- $5 billion for the Department of Health and Human Service (HHS) over a five year period, with $1 billion outlined for FY2019 to expand access to effective preventative, treatment and recovery based resources.
- $625 million to state governments for opioid response initiatives.
- $50 million to improve first-responder access to life saving opioid reversing drugs such as Naloxone.
- $100 million for opioid surveillance and other prevention activities, including efforts to bolster statewide Prescription Drug Monitoring Programs (PDMPs).
- $20 million to expand drug courts, which receive broad support and usage among Tribes through Tribal Healing to Wellness Courts.
- $10 million to expand treatment services for pregnant and/or post-partum women.

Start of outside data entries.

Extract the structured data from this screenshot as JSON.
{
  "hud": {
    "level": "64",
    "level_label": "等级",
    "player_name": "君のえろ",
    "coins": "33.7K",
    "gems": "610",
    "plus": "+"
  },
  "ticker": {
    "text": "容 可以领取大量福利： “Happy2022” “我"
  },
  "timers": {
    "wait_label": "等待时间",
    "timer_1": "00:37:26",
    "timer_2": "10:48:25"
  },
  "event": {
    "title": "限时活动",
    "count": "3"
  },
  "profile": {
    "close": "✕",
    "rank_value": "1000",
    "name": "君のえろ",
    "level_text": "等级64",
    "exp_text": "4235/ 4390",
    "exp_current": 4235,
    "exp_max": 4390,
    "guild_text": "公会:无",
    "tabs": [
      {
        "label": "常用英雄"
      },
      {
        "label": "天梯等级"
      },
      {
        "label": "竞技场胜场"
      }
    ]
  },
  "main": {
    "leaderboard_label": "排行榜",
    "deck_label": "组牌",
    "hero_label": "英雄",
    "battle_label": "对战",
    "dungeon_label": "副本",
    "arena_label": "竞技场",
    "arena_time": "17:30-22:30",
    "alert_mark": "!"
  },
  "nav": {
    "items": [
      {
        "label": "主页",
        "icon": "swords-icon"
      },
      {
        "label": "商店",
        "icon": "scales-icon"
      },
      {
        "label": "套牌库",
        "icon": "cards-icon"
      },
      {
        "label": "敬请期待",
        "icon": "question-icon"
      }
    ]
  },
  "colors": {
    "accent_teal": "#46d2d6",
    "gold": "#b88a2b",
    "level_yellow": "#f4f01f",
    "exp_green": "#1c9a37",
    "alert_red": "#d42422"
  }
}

- $10 million to the Food and Drug Administration (FDA) to expand regulatory science activities that can address opioid misuse and dependence.
- $65 million to support coalition-building among high-risk rural communities to expand access to treatment and recovery services.
- $100 million to the National Institutes of Health to expand public-private partnerships to develop new treatments for addiction, new overdose-reversing drugs, and to expand non-opioid treatment modalities.
- $126 million for the Centers for Disease Control and Prevention (CDC) to improve national surveillance activities, including statewide PDMPs.
The Administration requested $45 million in supplemental grants to address prevention, treatment and recovery needs within AI/AN communities. This amounts to a roughly 7% set-aside for Tribal communities to address the opioid epidemic.
The Budget also included funds to the Department of Justice, Drug Enforcement Agency, and other federal agencies to bolster drug enforcement and interdiction, expand drug courts and recovery services, reduce incarceration, and expand residential substance use treatment.
Centers for Disease Control and Prevention (CDC):
The President's budget request proposes to cut $900 million from the CDC, about 12% of the agency's budget. The proposal includes $175 million in new funding as part of a broader allocation of $10 billion throughout HHS to fight the opioid crisis.
Chronic Disease Prevention and Health Promotion programs would be reduced by $138 million. The budget would also would cut the Public Health Preparedness and Response fund by $595 million and cut $44 million from immunization and respiratory disease programs. The proposal also would shift the CDC's National Institute for Occupational Safety and Health into the NIH.
Several programs would receive a bump in funding, including a $326 million increase for vaccines for children and an $8 million increase for HIV/AIDS, viral hepatitis, Sexually Transmitted Infections and Tuberculosis prevention programs
Medicare and Affordable Care Act Program Reforms:
Despite the fact that Congressional leaders have noted that repealing and replacing the Affordable Care Act (ACA) is highly unlikely this year, the FY 2019 budget request proposes to make major changes to programs authorized under the ACA. For example, in the proposal, Medicaid spending would be replaced with a block grant to states leading to the elimination of the ACA's Medicaid expansion and drastic cuts in Medicaid over the next decade. NIHB and Tribes
opposing this strategy to Congress throughout 2017 because Medicaid is one of the key ways that the federal government fulfills its trust responsibility to AI/ANs. The budget would also eliminate subsidies for the ACA's health insurance marketplace, which again, helps contribute to the federal government's trust responsibility obligations.
In addition, the FY 2019 request would cut Medicare by reducing payments to certain provider types including those in skilled nursing facilities, home health agencies, inpatient rehabilitation and long-term care hospitals. It would also consolidate spending on the federal Graduate Medical Education Program.
NIHB will share more details about the President's FY 2019 Budget's Request as more details become available in the next few days or weeks. Please contact NIHB's Director of Congressional Relations, Caitrin Shuy, at (202) 507-4085 or
with any questions.
It is important to note that the Administration has proposed a one-time investment for Health IT of $200 million for FY 2018 following the budget agreement that was passed by Congress last week.